Nothing but the lines holding the string "false" should appear in the answer. Copy them from the entries.

(The data begins)

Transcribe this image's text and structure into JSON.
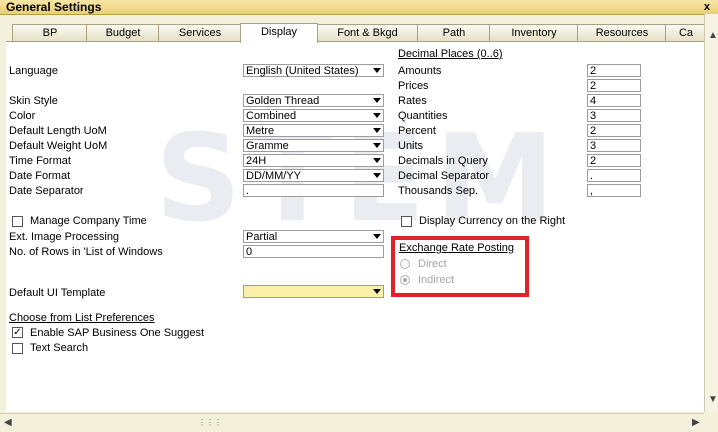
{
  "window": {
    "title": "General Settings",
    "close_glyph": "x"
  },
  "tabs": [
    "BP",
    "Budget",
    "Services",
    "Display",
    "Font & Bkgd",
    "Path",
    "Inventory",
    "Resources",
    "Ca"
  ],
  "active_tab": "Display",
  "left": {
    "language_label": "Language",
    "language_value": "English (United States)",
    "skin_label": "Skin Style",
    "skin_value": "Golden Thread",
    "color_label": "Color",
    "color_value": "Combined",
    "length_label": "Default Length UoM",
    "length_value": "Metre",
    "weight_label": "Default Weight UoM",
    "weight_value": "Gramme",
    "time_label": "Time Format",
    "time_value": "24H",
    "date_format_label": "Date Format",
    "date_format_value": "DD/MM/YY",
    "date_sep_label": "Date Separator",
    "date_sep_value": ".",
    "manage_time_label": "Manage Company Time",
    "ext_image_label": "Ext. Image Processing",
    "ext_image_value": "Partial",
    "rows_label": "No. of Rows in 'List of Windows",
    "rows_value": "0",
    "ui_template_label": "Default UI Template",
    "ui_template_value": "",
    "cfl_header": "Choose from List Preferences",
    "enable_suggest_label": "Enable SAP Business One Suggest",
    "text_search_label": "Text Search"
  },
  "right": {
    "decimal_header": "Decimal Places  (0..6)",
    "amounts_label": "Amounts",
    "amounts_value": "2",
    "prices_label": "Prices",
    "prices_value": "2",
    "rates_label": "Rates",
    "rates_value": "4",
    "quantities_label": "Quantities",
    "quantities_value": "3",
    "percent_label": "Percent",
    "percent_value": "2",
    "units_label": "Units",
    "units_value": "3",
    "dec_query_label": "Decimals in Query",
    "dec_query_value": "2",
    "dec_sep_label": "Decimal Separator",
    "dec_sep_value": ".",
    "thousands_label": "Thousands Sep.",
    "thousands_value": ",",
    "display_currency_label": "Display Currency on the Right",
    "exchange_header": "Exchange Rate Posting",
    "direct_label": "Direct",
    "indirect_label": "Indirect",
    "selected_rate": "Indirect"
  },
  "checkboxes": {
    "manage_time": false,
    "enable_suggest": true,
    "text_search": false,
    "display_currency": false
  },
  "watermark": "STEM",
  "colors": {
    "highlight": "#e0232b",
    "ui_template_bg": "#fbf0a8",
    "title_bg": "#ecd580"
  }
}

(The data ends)

→ **Solution to the exercise**
    "manage_time": false,
    "text_search": false,
    "display_currency": false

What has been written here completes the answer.